Web page and app entries
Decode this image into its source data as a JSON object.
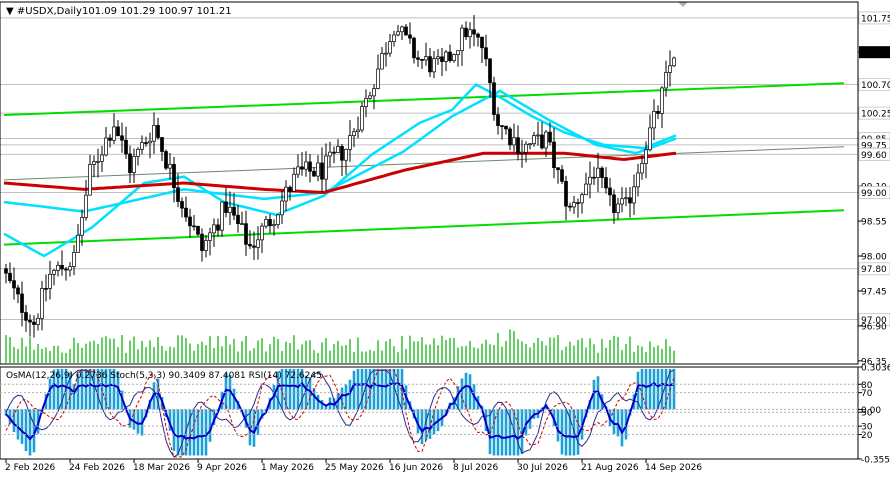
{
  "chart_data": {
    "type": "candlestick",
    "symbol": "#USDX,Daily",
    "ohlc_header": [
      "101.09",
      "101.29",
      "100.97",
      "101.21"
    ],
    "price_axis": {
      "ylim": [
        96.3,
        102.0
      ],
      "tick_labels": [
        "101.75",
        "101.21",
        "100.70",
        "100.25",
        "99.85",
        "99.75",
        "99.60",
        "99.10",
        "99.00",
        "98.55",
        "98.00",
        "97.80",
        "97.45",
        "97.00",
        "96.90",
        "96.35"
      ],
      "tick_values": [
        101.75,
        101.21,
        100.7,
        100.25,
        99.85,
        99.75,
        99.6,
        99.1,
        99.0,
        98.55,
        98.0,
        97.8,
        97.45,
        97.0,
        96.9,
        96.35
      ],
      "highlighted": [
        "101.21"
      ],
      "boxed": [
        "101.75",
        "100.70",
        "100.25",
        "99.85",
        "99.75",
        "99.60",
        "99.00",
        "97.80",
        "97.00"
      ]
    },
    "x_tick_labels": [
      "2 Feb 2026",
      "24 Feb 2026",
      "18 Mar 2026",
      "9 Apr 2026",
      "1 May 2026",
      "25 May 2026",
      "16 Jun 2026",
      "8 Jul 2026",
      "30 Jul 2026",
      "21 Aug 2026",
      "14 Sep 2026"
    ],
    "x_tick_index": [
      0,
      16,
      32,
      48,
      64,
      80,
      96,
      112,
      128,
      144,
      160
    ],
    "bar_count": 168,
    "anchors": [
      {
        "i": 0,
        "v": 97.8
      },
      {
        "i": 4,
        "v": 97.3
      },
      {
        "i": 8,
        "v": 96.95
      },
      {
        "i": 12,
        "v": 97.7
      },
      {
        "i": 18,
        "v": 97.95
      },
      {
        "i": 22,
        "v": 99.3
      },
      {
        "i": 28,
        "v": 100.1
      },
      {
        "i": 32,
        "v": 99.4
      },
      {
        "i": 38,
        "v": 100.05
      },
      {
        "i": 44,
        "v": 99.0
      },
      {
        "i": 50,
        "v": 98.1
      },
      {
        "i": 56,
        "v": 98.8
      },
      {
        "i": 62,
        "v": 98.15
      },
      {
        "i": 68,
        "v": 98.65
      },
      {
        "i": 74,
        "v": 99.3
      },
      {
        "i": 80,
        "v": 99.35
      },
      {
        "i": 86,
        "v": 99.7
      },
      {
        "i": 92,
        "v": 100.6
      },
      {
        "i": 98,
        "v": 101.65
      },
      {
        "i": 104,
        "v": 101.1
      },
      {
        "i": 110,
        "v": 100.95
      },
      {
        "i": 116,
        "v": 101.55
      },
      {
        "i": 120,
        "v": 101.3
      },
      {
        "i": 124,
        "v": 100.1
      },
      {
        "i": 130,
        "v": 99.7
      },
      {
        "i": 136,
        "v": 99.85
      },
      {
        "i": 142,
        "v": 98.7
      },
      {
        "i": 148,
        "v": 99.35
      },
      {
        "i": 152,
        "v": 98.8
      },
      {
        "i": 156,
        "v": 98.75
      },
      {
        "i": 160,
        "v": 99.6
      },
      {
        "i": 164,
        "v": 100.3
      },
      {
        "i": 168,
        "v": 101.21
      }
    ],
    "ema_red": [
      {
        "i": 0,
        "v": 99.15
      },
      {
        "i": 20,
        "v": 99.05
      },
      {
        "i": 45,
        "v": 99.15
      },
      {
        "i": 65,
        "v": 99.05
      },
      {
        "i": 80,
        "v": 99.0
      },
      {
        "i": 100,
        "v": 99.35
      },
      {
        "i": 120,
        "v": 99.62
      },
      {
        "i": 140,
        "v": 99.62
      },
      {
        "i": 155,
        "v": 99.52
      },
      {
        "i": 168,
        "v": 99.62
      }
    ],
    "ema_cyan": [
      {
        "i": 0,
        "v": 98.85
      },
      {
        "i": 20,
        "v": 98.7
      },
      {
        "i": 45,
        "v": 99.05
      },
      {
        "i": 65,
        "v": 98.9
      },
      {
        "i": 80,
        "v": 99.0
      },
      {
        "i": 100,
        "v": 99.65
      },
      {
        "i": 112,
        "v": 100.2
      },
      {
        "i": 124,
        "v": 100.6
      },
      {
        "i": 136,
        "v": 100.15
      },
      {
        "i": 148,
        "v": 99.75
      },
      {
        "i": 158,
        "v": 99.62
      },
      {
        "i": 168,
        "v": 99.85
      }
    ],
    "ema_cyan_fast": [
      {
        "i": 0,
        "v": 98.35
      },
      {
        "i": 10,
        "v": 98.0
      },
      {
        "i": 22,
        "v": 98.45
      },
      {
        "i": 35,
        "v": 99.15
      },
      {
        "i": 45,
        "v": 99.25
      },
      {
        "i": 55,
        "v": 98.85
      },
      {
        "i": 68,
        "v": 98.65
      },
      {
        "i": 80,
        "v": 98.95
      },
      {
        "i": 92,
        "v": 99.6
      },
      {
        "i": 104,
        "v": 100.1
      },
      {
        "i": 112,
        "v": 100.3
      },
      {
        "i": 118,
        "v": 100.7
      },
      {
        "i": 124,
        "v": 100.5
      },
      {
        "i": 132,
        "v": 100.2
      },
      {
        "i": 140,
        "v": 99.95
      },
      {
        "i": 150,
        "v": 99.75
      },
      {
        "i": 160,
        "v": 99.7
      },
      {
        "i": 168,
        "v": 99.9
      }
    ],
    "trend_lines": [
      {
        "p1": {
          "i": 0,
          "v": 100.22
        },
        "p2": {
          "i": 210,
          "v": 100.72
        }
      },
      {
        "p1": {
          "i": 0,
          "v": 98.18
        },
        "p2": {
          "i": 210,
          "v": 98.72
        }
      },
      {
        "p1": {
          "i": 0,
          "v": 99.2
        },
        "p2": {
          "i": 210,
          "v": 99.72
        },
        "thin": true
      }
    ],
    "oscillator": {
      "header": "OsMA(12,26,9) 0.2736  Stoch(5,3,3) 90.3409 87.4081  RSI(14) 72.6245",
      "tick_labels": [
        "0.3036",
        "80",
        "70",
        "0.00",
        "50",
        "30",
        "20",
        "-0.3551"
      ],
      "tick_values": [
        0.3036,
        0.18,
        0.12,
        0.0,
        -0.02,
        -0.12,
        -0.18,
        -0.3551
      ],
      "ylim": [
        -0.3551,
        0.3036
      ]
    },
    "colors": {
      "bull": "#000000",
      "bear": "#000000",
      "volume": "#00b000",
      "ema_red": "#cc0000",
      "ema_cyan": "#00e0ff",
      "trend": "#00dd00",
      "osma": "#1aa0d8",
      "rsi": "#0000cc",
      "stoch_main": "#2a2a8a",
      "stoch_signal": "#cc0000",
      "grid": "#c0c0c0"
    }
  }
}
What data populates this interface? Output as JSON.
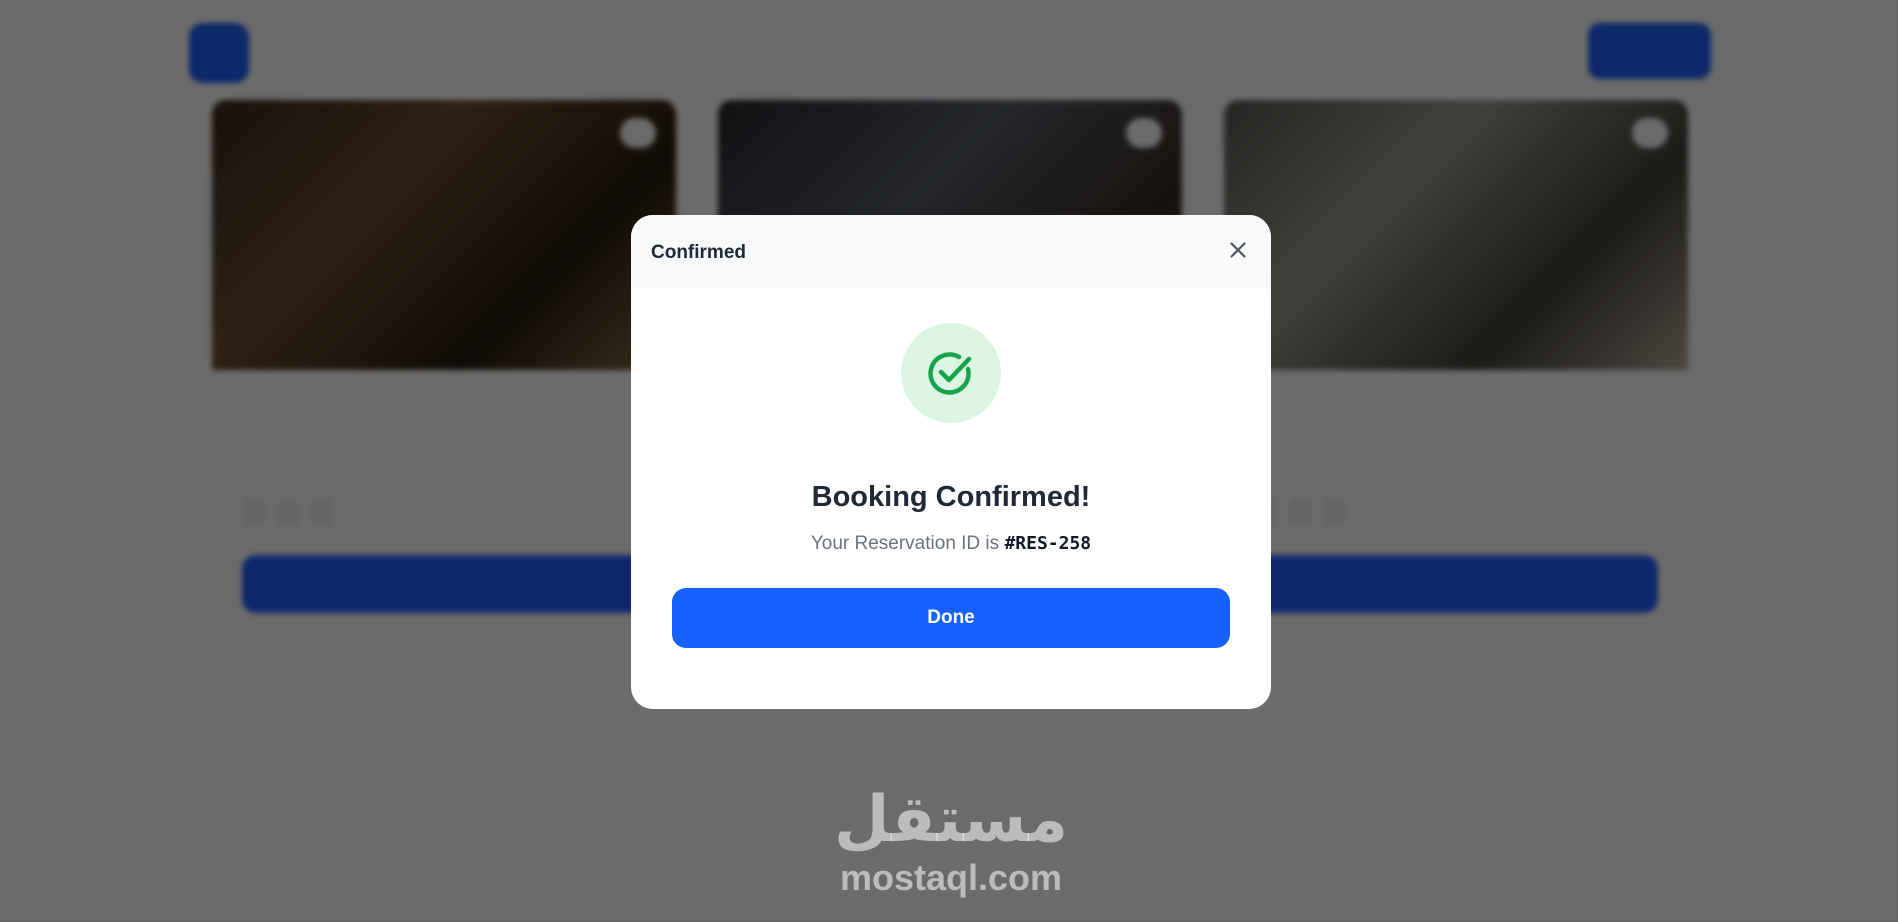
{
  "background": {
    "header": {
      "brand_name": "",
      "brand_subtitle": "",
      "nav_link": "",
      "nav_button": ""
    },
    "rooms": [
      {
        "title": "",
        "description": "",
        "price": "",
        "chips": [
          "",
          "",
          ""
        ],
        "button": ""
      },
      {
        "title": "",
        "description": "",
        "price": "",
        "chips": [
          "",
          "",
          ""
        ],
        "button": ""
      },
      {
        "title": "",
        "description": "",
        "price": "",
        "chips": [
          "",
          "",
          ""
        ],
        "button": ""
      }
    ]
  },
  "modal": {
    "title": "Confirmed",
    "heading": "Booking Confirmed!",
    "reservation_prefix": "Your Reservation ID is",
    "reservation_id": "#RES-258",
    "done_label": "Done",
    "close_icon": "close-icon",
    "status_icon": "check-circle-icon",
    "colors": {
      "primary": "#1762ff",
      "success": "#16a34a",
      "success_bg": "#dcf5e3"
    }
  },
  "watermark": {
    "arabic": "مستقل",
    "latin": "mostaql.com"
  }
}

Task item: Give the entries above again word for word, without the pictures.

Task solution:
Decode this image into its source data as a JSON object.
{
  "chart_data": {
    "type": "candlestick",
    "symbol": "#USDX,Daily",
    "ohlc_header": [
      "101.09",
      "101.29",
      "100.97",
      "101.21"
    ],
    "price_axis": {
      "ylim": [
        96.3,
        102.0
      ],
      "tick_labels": [
        "101.75",
        "101.21",
        "100.70",
        "100.25",
        "99.85",
        "99.75",
        "99.60",
        "99.10",
        "99.00",
        "98.55",
        "98.00",
        "97.80",
        "97.45",
        "97.00",
        "96.90",
        "96.35"
      ],
      "tick_values": [
        101.75,
        101.21,
        100.7,
        100.25,
        99.85,
        99.75,
        99.6,
        99.1,
        99.0,
        98.55,
        98.0,
        97.8,
        97.45,
        97.0,
        96.9,
        96.35
      ],
      "highlighted": [
        "101.21"
      ],
      "boxed": [
        "101.75",
        "100.70",
        "100.25",
        "99.85",
        "99.75",
        "99.60",
        "99.00",
        "97.80",
        "97.00"
      ]
    },
    "x_tick_labels": [
      "2 Feb 2026",
      "24 Feb 2026",
      "18 Mar 2026",
      "9 Apr 2026",
      "1 May 2026",
      "25 May 2026",
      "16 Jun 2026",
      "8 Jul 2026",
      "30 Jul 2026",
      "21 Aug 2026",
      "14 Sep 2026"
    ],
    "x_tick_index": [
      0,
      16,
      32,
      48,
      64,
      80,
      96,
      112,
      128,
      144,
      160
    ],
    "bar_count": 168,
    "anchors": [
      {
        "i": 0,
        "v": 97.8
      },
      {
        "i": 4,
        "v": 97.3
      },
      {
        "i": 8,
        "v": 96.95
      },
      {
        "i": 12,
        "v": 97.7
      },
      {
        "i": 18,
        "v": 97.95
      },
      {
        "i": 22,
        "v": 99.3
      },
      {
        "i": 28,
        "v": 100.1
      },
      {
        "i": 32,
        "v": 99.4
      },
      {
        "i": 38,
        "v": 100.05
      },
      {
        "i": 44,
        "v": 99.0
      },
      {
        "i": 50,
        "v": 98.1
      },
      {
        "i": 56,
        "v": 98.8
      },
      {
        "i": 62,
        "v": 98.15
      },
      {
        "i": 68,
        "v": 98.65
      },
      {
        "i": 74,
        "v": 99.3
      },
      {
        "i": 80,
        "v": 99.35
      },
      {
        "i": 86,
        "v": 99.7
      },
      {
        "i": 92,
        "v": 100.6
      },
      {
        "i": 98,
        "v": 101.65
      },
      {
        "i": 104,
        "v": 101.1
      },
      {
        "i": 110,
        "v": 100.95
      },
      {
        "i": 116,
        "v": 101.55
      },
      {
        "i": 120,
        "v": 101.3
      },
      {
        "i": 124,
        "v": 100.1
      },
      {
        "i": 130,
        "v": 99.7
      },
      {
        "i": 136,
        "v": 99.85
      },
      {
        "i": 142,
        "v": 98.7
      },
      {
        "i": 148,
        "v": 99.35
      },
      {
        "i": 152,
        "v": 98.8
      },
      {
        "i": 156,
        "v": 98.75
      },
      {
        "i": 160,
        "v": 99.6
      },
      {
        "i": 164,
        "v": 100.3
      },
      {
        "i": 168,
        "v": 101.21
      }
    ],
    "ema_red": [
      {
        "i": 0,
        "v": 99.15
      },
      {
        "i": 20,
        "v": 99.05
      },
      {
        "i": 45,
        "v": 99.15
      },
      {
        "i": 65,
        "v": 99.05
      },
      {
        "i": 80,
        "v": 99.0
      },
      {
        "i": 100,
        "v": 99.35
      },
      {
        "i": 120,
        "v": 99.62
      },
      {
        "i": 140,
        "v": 99.62
      },
      {
        "i": 155,
        "v": 99.52
      },
      {
        "i": 168,
        "v": 99.62
      }
    ],
    "ema_cyan": [
      {
        "i": 0,
        "v": 98.85
      },
      {
        "i": 20,
        "v": 98.7
      },
      {
        "i": 45,
        "v": 99.05
      },
      {
        "i": 65,
        "v": 98.9
      },
      {
        "i": 80,
        "v": 99.0
      },
      {
        "i": 100,
        "v": 99.65
      },
      {
        "i": 112,
        "v": 100.2
      },
      {
        "i": 124,
        "v": 100.6
      },
      {
        "i": 136,
        "v": 100.15
      },
      {
        "i": 148,
        "v": 99.75
      },
      {
        "i": 158,
        "v": 99.62
      },
      {
        "i": 168,
        "v": 99.85
      }
    ],
    "ema_cyan_fast": [
      {
        "i": 0,
        "v": 98.35
      },
      {
        "i": 10,
        "v": 98.0
      },
      {
        "i": 22,
        "v": 98.45
      },
      {
        "i": 35,
        "v": 99.15
      },
      {
        "i": 45,
        "v": 99.25
      },
      {
        "i": 55,
        "v": 98.85
      },
      {
        "i": 68,
        "v": 98.65
      },
      {
        "i": 80,
        "v": 98.95
      },
      {
        "i": 92,
        "v": 99.6
      },
      {
        "i": 104,
        "v": 100.1
      },
      {
        "i": 112,
        "v": 100.3
      },
      {
        "i": 118,
        "v": 100.7
      },
      {
        "i": 124,
        "v": 100.5
      },
      {
        "i": 132,
        "v": 100.2
      },
      {
        "i": 140,
        "v": 99.95
      },
      {
        "i": 150,
        "v": 99.75
      },
      {
        "i": 160,
        "v": 99.7
      },
      {
        "i": 168,
        "v": 99.9
      }
    ],
    "trend_lines": [
      {
        "p1": {
          "i": 0,
          "v": 100.22
        },
        "p2": {
          "i": 210,
          "v": 100.72
        }
      },
      {
        "p1": {
          "i": 0,
          "v": 98.18
        },
        "p2": {
          "i": 210,
          "v": 98.72
        }
      },
      {
        "p1": {
          "i": 0,
          "v": 99.2
        },
        "p2": {
          "i": 210,
          "v": 99.72
        },
        "thin": true
      }
    ],
    "oscillator": {
      "header": "OsMA(12,26,9) 0.2736  Stoch(5,3,3) 90.3409 87.4081  RSI(14) 72.6245",
      "tick_labels": [
        "0.3036",
        "80",
        "70",
        "0.00",
        "50",
        "30",
        "20",
        "-0.3551"
      ],
      "tick_values": [
        0.3036,
        0.18,
        0.12,
        0.0,
        -0.02,
        -0.12,
        -0.18,
        -0.3551
      ],
      "ylim": [
        -0.3551,
        0.3036
      ]
    },
    "colors": {
      "bull": "#000000",
      "bear": "#000000",
      "volume": "#00b000",
      "ema_red": "#cc0000",
      "ema_cyan": "#00e0ff",
      "trend": "#00dd00",
      "osma": "#1aa0d8",
      "rsi": "#0000cc",
      "stoch_main": "#2a2a8a",
      "stoch_signal": "#cc0000",
      "grid": "#c0c0c0"
    }
  }
}
What data populates this interface? Output as JSON.
{
  "background": {
    "header": {
      "brand_name": "",
      "brand_subtitle": "",
      "nav_link": "",
      "nav_button": ""
    },
    "rooms": [
      {
        "title": "",
        "description": "",
        "price": "",
        "chips": [
          "",
          "",
          ""
        ],
        "button": ""
      },
      {
        "title": "",
        "description": "",
        "price": "",
        "chips": [
          "",
          "",
          ""
        ],
        "button": ""
      },
      {
        "title": "",
        "description": "",
        "price": "",
        "chips": [
          "",
          "",
          ""
        ],
        "button": ""
      }
    ]
  },
  "modal": {
    "title": "Confirmed",
    "heading": "Booking Confirmed!",
    "reservation_prefix": "Your Reservation ID is",
    "reservation_id": "#RES-258",
    "done_label": "Done",
    "close_icon": "close-icon",
    "status_icon": "check-circle-icon",
    "colors": {
      "primary": "#1762ff",
      "success": "#16a34a",
      "success_bg": "#dcf5e3"
    }
  },
  "watermark": {
    "arabic": "مستقل",
    "latin": "mostaql.com"
  }
}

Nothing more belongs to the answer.